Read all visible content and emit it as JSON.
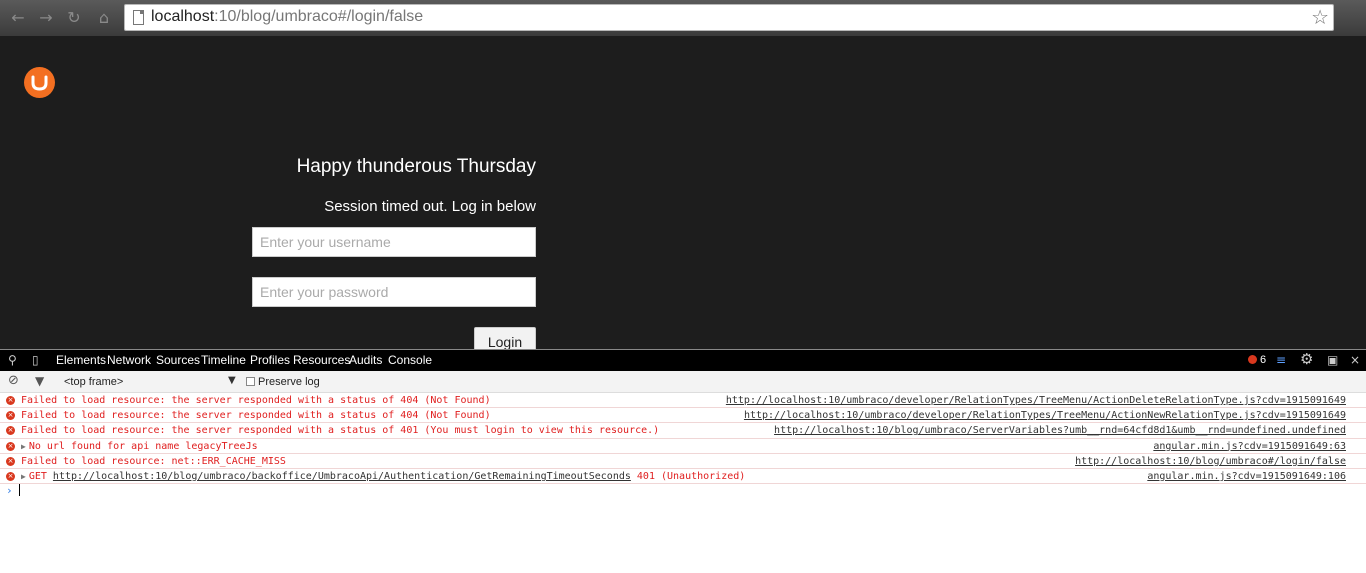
{
  "browser": {
    "url_host": "localhost",
    "url_path": ":10/blog/umbraco#/login/false"
  },
  "login": {
    "greeting": "Happy thunderous Thursday",
    "session_message": "Session timed out. Log in below",
    "username_placeholder": "Enter your username",
    "password_placeholder": "Enter your password",
    "login_label": "Login"
  },
  "devtools": {
    "tabs": [
      "Elements",
      "Network",
      "Sources",
      "Timeline",
      "Profiles",
      "Resources",
      "Audits",
      "Console"
    ],
    "error_count": "6",
    "frame": "<top frame>",
    "preserve_log": "Preserve log",
    "messages": [
      {
        "text": "Failed to load resource: the server responded with a status of 404 (Not Found)",
        "source": "http://localhost:10/umbraco/developer/RelationTypes/TreeMenu/ActionDeleteRelationType.js?cdv=1915091649"
      },
      {
        "text": "Failed to load resource: the server responded with a status of 404 (Not Found)",
        "source": "http://localhost:10/umbraco/developer/RelationTypes/TreeMenu/ActionNewRelationType.js?cdv=1915091649"
      },
      {
        "text": "Failed to load resource: the server responded with a status of 401 (You must login to view this resource.)",
        "source": "http://localhost:10/blog/umbraco/ServerVariables?umb__rnd=64cfd8d1&umb__rnd=undefined.undefined"
      },
      {
        "text": "No url found for api name legacyTreeJs",
        "source": "angular.min.js?cdv=1915091649:63"
      },
      {
        "text": "Failed to load resource: net::ERR_CACHE_MISS",
        "source": "http://localhost:10/blog/umbraco#/login/false"
      },
      {
        "text_prefix": "GET ",
        "text_link": "http://localhost:10/blog/umbraco/backoffice/UmbracoApi/Authentication/GetRemainingTimeoutSeconds",
        "text_suffix": " 401 (Unauthorized)",
        "source": "angular.min.js?cdv=1915091649:106"
      }
    ]
  }
}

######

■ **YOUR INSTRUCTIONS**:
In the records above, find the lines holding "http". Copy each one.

■ **TASK SOLUTION**:
        "source": "http://localhost:10/umbraco/developer/RelationTypes/TreeMenu/ActionDeleteRelationType.js?cdv=1915091649"
        "source": "http://localhost:10/umbraco/developer/RelationTypes/TreeMenu/ActionNewRelationType.js?cdv=1915091649"
        "source": "http://localhost:10/blog/umbraco/ServerVariables?umb__rnd=64cfd8d1&umb__rnd=undefined.undefined"
        "source": "http://localhost:10/blog/umbraco#/login/false"
        "text_link": "http://localhost:10/blog/umbraco/backoffice/UmbracoApi/Authentication/GetRemainingTimeoutSeconds",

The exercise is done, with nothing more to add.